INFORMATION PROVIDED =>
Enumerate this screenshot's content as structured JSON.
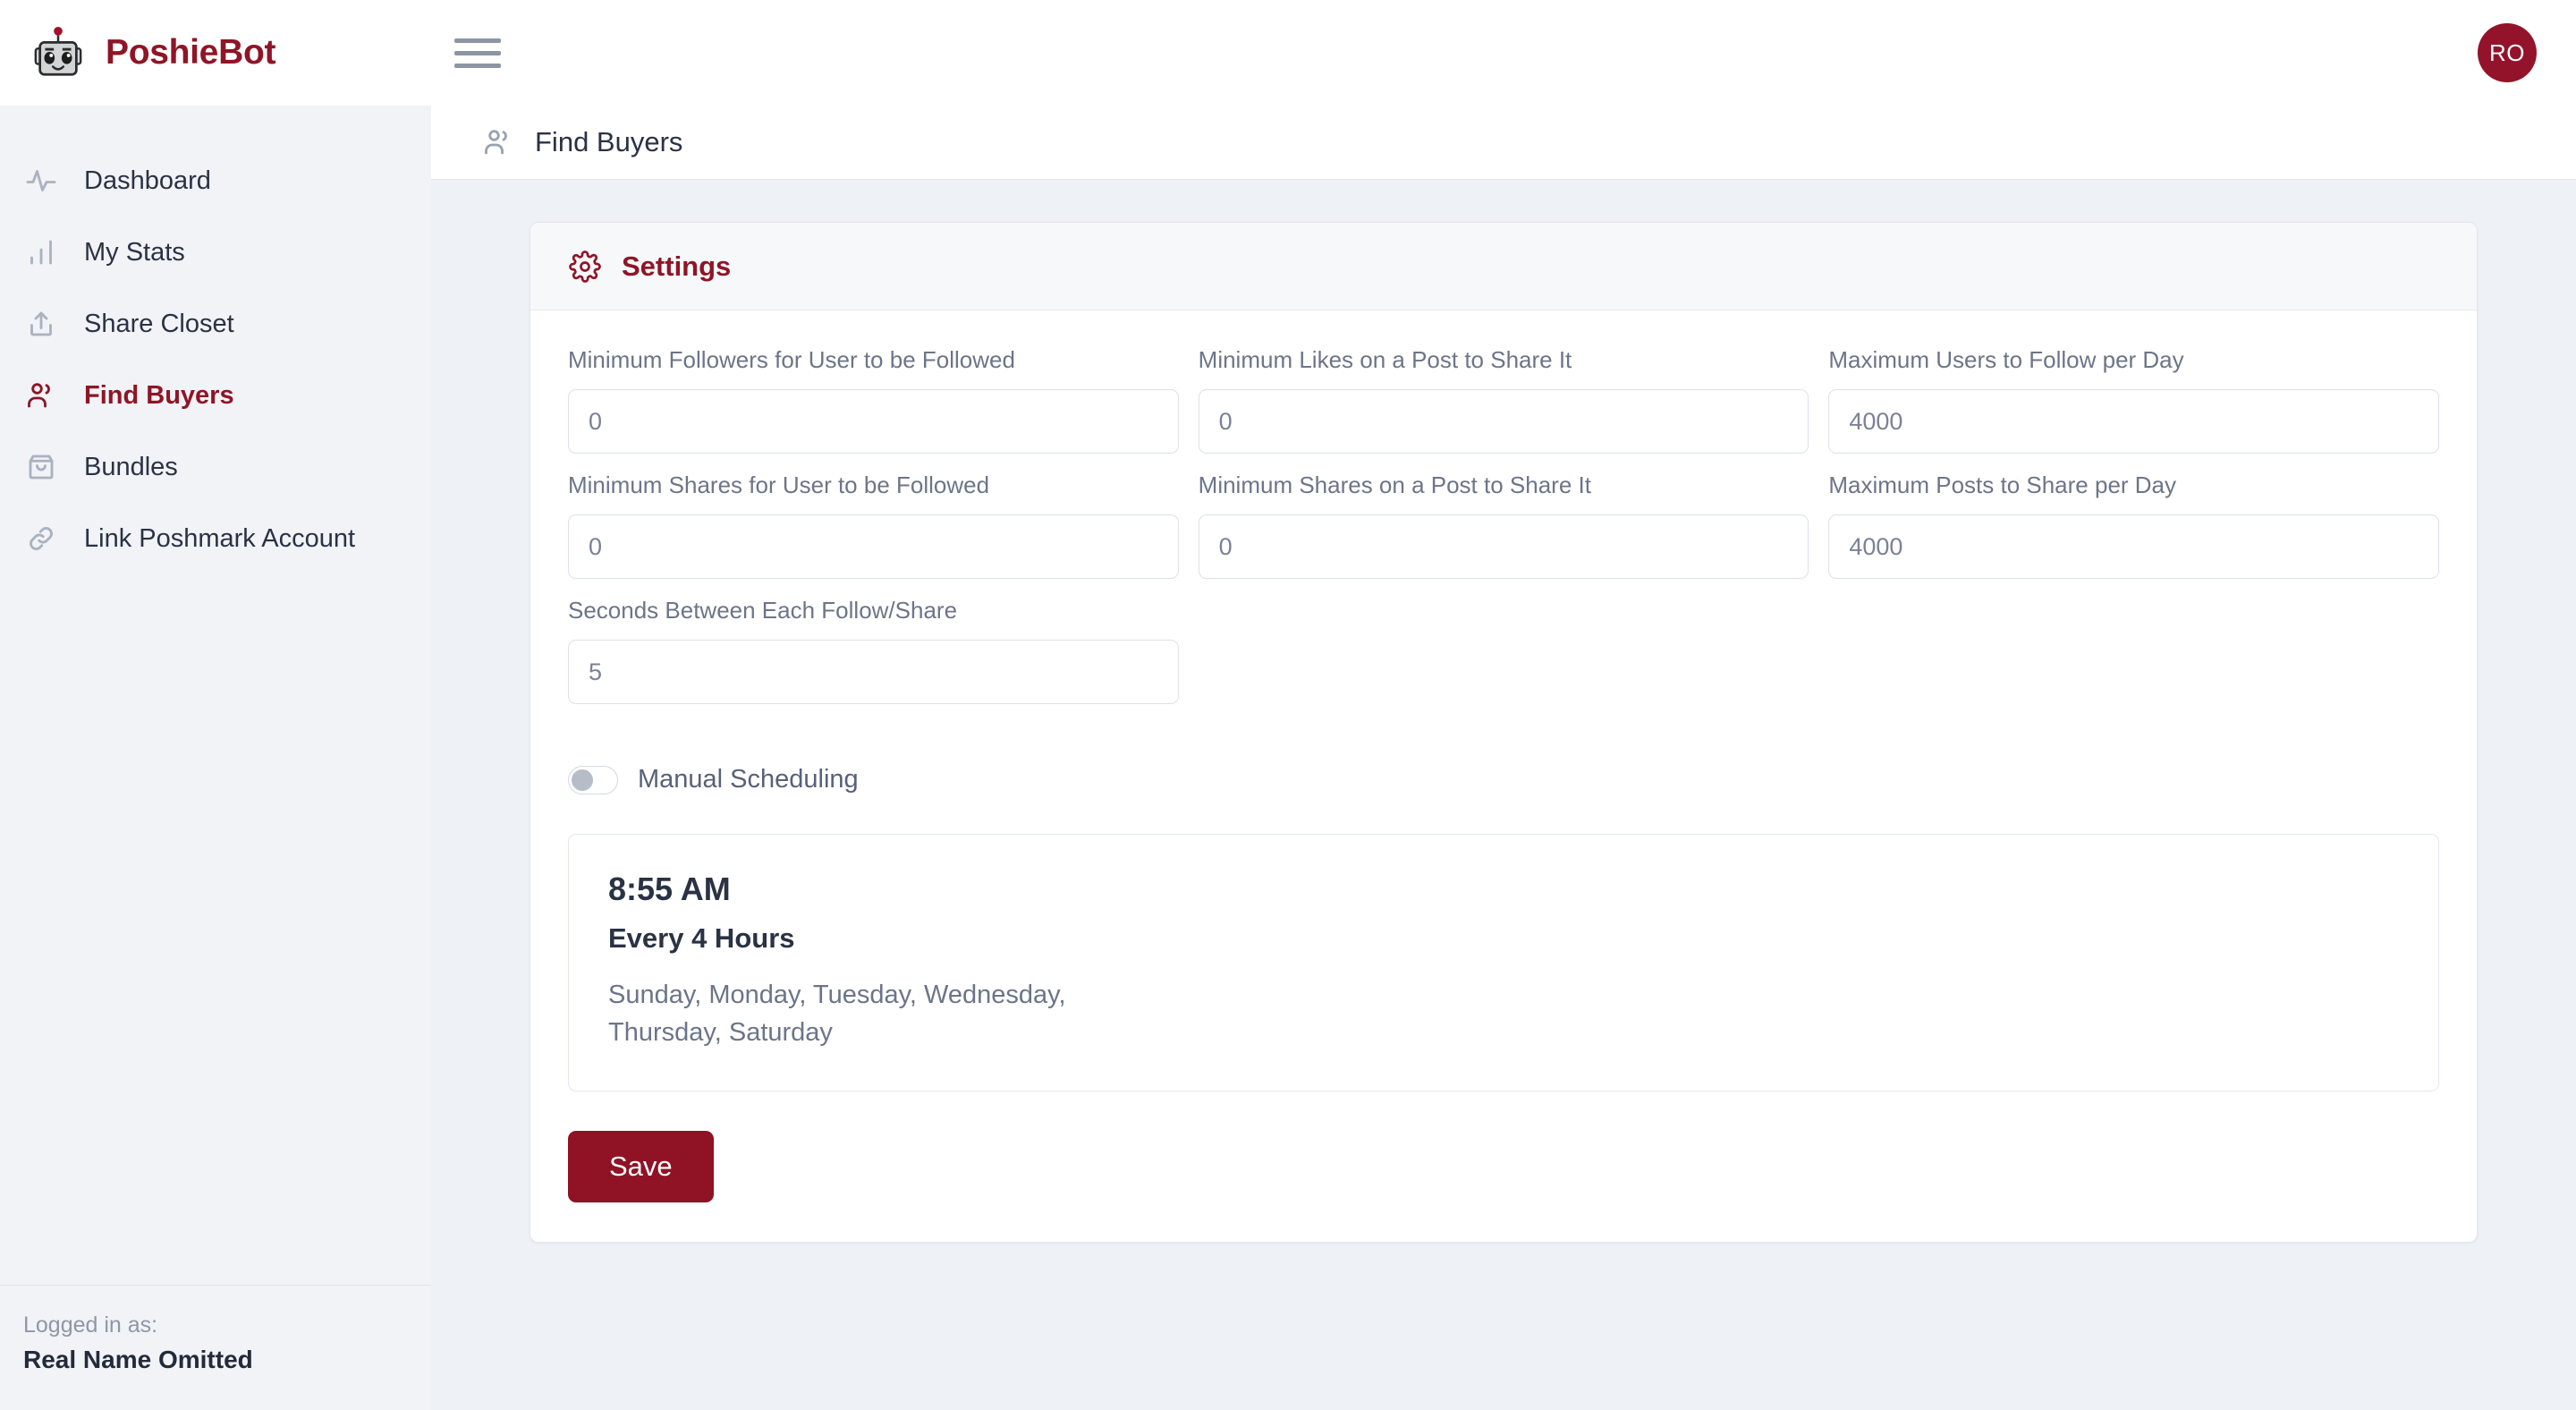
{
  "brand": {
    "name": "PoshieBot",
    "logo_icon": "robot-icon",
    "color": "#8f1526"
  },
  "topbar": {
    "menu_icon": "hamburger-menu-icon",
    "avatar_initials": "RO",
    "avatar_color": "#93132a"
  },
  "sidebar": {
    "items": [
      {
        "label": "Dashboard",
        "icon": "activity-pulse-icon",
        "active": false
      },
      {
        "label": "My Stats",
        "icon": "bar-chart-icon",
        "active": false
      },
      {
        "label": "Share Closet",
        "icon": "upload-icon",
        "active": false
      },
      {
        "label": "Find Buyers",
        "icon": "users-icon",
        "active": true
      },
      {
        "label": "Bundles",
        "icon": "shopping-bag-icon",
        "active": false
      },
      {
        "label": "Link Poshmark Account",
        "icon": "link-chain-icon",
        "active": false
      }
    ],
    "footer": {
      "logged_in_label": "Logged in as:",
      "user_name": "Real Name Omitted"
    }
  },
  "page": {
    "title": "Find Buyers",
    "title_icon": "users-icon"
  },
  "settings_card": {
    "title": "Settings",
    "icon": "gear-icon",
    "fields": [
      {
        "label": "Minimum Followers for User to be Followed",
        "value": "0",
        "name": "min-followers-input"
      },
      {
        "label": "Minimum Likes on a Post to Share It",
        "value": "0",
        "name": "min-likes-input"
      },
      {
        "label": "Maximum Users to Follow per Day",
        "value": "4000",
        "name": "max-users-follow-input"
      },
      {
        "label": "Minimum Shares for User to be Followed",
        "value": "0",
        "name": "min-shares-user-input"
      },
      {
        "label": "Minimum Shares on a Post to Share It",
        "value": "0",
        "name": "min-shares-post-input"
      },
      {
        "label": "Maximum Posts to Share per Day",
        "value": "4000",
        "name": "max-posts-share-input"
      }
    ],
    "seconds_field": {
      "label": "Seconds Between Each Follow/Share",
      "value": "5"
    },
    "toggle": {
      "label": "Manual Scheduling",
      "state": "off"
    },
    "schedule": {
      "time": "8:55 AM",
      "frequency": "Every 4 Hours",
      "days": "Sunday, Monday, Tuesday, Wednesday, Thursday, Saturday"
    },
    "save_label": "Save"
  }
}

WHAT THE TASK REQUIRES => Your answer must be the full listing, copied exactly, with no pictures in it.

EXERCISE OUTPUT =>
Enumerate this screenshot's content as structured JSON.
{
  "brand": {
    "name": "PoshieBot",
    "logo_icon": "robot-icon",
    "color": "#8f1526"
  },
  "topbar": {
    "menu_icon": "hamburger-menu-icon",
    "avatar_initials": "RO",
    "avatar_color": "#93132a"
  },
  "sidebar": {
    "items": [
      {
        "label": "Dashboard",
        "icon": "activity-pulse-icon",
        "active": false
      },
      {
        "label": "My Stats",
        "icon": "bar-chart-icon",
        "active": false
      },
      {
        "label": "Share Closet",
        "icon": "upload-icon",
        "active": false
      },
      {
        "label": "Find Buyers",
        "icon": "users-icon",
        "active": true
      },
      {
        "label": "Bundles",
        "icon": "shopping-bag-icon",
        "active": false
      },
      {
        "label": "Link Poshmark Account",
        "icon": "link-chain-icon",
        "active": false
      }
    ],
    "footer": {
      "logged_in_label": "Logged in as:",
      "user_name": "Real Name Omitted"
    }
  },
  "page": {
    "title": "Find Buyers",
    "title_icon": "users-icon"
  },
  "settings_card": {
    "title": "Settings",
    "icon": "gear-icon",
    "fields": [
      {
        "label": "Minimum Followers for User to be Followed",
        "value": "0",
        "name": "min-followers-input"
      },
      {
        "label": "Minimum Likes on a Post to Share It",
        "value": "0",
        "name": "min-likes-input"
      },
      {
        "label": "Maximum Users to Follow per Day",
        "value": "4000",
        "name": "max-users-follow-input"
      },
      {
        "label": "Minimum Shares for User to be Followed",
        "value": "0",
        "name": "min-shares-user-input"
      },
      {
        "label": "Minimum Shares on a Post to Share It",
        "value": "0",
        "name": "min-shares-post-input"
      },
      {
        "label": "Maximum Posts to Share per Day",
        "value": "4000",
        "name": "max-posts-share-input"
      }
    ],
    "seconds_field": {
      "label": "Seconds Between Each Follow/Share",
      "value": "5"
    },
    "toggle": {
      "label": "Manual Scheduling",
      "state": "off"
    },
    "schedule": {
      "time": "8:55 AM",
      "frequency": "Every 4 Hours",
      "days": "Sunday, Monday, Tuesday, Wednesday, Thursday, Saturday"
    },
    "save_label": "Save"
  }
}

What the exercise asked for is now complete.